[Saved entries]
※ ※ ※
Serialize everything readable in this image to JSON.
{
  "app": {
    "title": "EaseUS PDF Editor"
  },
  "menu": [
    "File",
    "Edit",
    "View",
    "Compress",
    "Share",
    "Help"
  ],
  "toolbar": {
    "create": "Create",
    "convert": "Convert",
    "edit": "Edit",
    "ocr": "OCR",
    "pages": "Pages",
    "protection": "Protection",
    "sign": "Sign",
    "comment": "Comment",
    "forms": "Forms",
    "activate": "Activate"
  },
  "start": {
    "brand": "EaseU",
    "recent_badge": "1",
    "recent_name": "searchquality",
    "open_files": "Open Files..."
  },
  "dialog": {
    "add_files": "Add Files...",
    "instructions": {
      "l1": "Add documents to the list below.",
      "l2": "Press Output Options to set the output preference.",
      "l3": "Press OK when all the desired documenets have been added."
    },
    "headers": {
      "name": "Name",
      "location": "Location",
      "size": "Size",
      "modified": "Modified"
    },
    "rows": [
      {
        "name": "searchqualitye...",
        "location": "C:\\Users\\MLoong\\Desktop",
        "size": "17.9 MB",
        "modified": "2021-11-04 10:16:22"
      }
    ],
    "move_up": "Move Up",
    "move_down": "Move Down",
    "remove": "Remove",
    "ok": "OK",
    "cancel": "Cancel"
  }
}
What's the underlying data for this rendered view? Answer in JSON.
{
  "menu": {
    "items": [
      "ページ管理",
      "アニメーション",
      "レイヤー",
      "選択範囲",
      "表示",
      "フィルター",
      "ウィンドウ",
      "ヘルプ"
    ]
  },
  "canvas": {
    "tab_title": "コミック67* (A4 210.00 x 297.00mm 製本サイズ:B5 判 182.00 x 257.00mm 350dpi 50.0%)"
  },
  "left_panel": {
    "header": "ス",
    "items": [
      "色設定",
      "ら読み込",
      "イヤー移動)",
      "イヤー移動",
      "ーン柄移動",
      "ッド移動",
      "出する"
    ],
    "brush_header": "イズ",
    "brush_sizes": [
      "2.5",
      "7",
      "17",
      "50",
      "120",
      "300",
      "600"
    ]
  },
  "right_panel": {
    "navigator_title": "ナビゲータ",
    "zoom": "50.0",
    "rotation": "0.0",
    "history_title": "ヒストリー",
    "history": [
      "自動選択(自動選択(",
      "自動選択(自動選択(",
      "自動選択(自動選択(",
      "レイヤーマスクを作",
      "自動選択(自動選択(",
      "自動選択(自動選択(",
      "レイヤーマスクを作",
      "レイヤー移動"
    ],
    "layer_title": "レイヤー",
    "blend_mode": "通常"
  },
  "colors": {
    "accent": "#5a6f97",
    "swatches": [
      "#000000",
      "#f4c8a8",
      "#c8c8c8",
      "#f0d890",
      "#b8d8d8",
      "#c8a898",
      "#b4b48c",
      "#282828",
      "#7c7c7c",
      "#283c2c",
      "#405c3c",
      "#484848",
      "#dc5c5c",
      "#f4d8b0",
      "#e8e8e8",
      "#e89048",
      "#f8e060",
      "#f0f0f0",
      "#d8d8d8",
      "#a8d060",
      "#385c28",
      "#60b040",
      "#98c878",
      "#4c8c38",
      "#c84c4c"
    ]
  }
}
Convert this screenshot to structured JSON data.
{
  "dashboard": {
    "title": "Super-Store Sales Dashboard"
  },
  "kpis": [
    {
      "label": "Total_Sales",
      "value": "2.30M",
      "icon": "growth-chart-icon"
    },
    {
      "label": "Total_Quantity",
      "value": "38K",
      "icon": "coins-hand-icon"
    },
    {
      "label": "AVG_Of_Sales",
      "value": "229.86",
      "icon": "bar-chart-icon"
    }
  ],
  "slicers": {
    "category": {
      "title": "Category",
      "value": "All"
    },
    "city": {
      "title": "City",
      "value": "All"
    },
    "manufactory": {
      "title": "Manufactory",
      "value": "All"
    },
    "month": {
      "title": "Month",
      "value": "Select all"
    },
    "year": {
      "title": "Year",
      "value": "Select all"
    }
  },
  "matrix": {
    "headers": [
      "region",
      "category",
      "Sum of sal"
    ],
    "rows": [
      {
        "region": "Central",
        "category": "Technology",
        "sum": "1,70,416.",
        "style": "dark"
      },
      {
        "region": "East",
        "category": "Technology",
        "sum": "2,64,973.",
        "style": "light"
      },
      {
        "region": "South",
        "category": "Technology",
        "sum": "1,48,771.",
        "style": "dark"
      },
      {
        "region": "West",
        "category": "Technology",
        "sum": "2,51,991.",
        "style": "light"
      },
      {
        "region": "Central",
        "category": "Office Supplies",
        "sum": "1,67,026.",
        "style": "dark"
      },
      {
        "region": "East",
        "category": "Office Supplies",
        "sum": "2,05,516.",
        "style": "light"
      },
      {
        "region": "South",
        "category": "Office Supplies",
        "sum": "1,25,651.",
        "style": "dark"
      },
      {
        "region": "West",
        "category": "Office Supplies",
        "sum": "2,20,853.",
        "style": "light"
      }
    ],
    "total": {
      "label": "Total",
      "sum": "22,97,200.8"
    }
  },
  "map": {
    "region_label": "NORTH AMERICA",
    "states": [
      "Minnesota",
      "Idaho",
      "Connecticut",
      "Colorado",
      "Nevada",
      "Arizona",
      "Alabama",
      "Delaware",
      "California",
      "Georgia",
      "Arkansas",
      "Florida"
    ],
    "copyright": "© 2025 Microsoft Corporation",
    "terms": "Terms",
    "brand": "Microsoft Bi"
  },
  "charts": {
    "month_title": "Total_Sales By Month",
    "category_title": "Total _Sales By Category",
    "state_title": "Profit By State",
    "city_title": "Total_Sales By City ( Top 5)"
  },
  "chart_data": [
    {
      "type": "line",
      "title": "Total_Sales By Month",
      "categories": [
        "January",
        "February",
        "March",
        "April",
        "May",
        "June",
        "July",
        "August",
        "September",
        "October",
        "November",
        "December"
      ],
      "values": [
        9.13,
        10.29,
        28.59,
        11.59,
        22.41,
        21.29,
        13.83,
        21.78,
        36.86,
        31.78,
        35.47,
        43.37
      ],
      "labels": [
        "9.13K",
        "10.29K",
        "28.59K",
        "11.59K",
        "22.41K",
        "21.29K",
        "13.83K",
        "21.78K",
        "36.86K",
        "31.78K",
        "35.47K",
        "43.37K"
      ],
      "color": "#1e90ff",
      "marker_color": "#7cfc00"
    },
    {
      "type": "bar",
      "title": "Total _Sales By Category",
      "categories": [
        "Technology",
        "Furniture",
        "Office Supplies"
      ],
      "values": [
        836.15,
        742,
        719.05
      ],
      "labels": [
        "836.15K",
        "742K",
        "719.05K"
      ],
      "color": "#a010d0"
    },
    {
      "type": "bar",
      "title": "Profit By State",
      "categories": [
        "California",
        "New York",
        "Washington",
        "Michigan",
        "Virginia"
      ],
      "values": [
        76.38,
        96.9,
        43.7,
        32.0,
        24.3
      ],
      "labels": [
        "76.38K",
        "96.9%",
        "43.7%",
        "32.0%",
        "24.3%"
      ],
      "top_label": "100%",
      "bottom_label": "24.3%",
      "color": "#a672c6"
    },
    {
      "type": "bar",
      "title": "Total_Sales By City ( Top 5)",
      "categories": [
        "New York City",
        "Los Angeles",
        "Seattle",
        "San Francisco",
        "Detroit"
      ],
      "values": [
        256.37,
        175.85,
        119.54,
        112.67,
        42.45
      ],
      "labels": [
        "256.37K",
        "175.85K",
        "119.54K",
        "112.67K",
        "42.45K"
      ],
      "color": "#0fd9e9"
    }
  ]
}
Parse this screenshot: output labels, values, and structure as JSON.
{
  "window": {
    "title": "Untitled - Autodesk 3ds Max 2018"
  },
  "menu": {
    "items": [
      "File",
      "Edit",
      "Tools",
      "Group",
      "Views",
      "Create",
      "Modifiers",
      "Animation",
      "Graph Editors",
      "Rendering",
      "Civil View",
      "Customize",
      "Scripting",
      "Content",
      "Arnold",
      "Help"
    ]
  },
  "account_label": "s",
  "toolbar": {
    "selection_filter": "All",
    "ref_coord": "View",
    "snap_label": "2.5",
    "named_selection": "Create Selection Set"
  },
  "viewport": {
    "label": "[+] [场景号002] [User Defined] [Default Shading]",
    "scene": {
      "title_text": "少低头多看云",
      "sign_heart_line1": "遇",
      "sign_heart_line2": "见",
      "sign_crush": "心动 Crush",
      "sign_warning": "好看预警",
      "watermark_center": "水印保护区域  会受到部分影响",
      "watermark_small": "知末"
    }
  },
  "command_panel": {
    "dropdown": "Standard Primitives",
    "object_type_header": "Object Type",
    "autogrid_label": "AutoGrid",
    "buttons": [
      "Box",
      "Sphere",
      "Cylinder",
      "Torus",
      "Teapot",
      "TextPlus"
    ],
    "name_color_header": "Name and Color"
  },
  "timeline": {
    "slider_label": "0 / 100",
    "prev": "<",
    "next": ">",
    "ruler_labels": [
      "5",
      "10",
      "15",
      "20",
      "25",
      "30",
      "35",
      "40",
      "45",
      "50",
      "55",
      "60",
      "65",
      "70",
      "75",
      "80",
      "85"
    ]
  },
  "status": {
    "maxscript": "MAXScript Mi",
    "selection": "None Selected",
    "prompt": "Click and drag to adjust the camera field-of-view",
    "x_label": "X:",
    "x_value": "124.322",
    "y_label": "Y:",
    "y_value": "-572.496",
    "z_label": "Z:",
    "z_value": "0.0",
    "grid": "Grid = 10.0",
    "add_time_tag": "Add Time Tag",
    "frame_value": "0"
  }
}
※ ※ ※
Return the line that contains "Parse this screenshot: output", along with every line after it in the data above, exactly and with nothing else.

TASK OUTPUT:
Parse this screenshot: output labels, values, and structure as JSON.
{
  "window": {
    "title": "Untitled - Autodesk 3ds Max 2018"
  },
  "menu": {
    "items": [
      "File",
      "Edit",
      "Tools",
      "Group",
      "Views",
      "Create",
      "Modifiers",
      "Animation",
      "Graph Editors",
      "Rendering",
      "Civil View",
      "Customize",
      "Scripting",
      "Content",
      "Arnold",
      "Help"
    ]
  },
  "account_label": "s",
  "toolbar": {
    "selection_filter": "All",
    "ref_coord": "View",
    "snap_label": "2.5",
    "named_selection": "Create Selection Set"
  },
  "viewport": {
    "label": "[+] [场景号002] [User Defined] [Default Shading]",
    "scene": {
      "title_text": "少低头多看云",
      "sign_heart_line1": "遇",
      "sign_heart_line2": "见",
      "sign_crush": "心动 Crush",
      "sign_warning": "好看预警",
      "watermark_center": "水印保护区域  会受到部分影响",
      "watermark_small": "知末"
    }
  },
  "command_panel": {
    "dropdown": "Standard Primitives",
    "object_type_header": "Object Type",
    "autogrid_label": "AutoGrid",
    "buttons": [
      "Box",
      "Sphere",
      "Cylinder",
      "Torus",
      "Teapot",
      "TextPlus"
    ],
    "name_color_header": "Name and Color"
  },
  "timeline": {
    "slider_label": "0 / 100",
    "prev": "<",
    "next": ">",
    "ruler_labels": [
      "5",
      "10",
      "15",
      "20",
      "25",
      "30",
      "35",
      "40",
      "45",
      "50",
      "55",
      "60",
      "65",
      "70",
      "75",
      "80",
      "85"
    ]
  },
  "status": {
    "maxscript": "MAXScript Mi",
    "selection": "None Selected",
    "prompt": "Click and drag to adjust the camera field-of-view",
    "x_label": "X:",
    "x_value": "124.322",
    "y_label": "Y:",
    "y_value": "-572.496",
    "z_label": "Z:",
    "z_value": "0.0",
    "grid": "Grid = 10.0",
    "add_time_tag": "Add Time Tag",
    "frame_value": "0"
  }
}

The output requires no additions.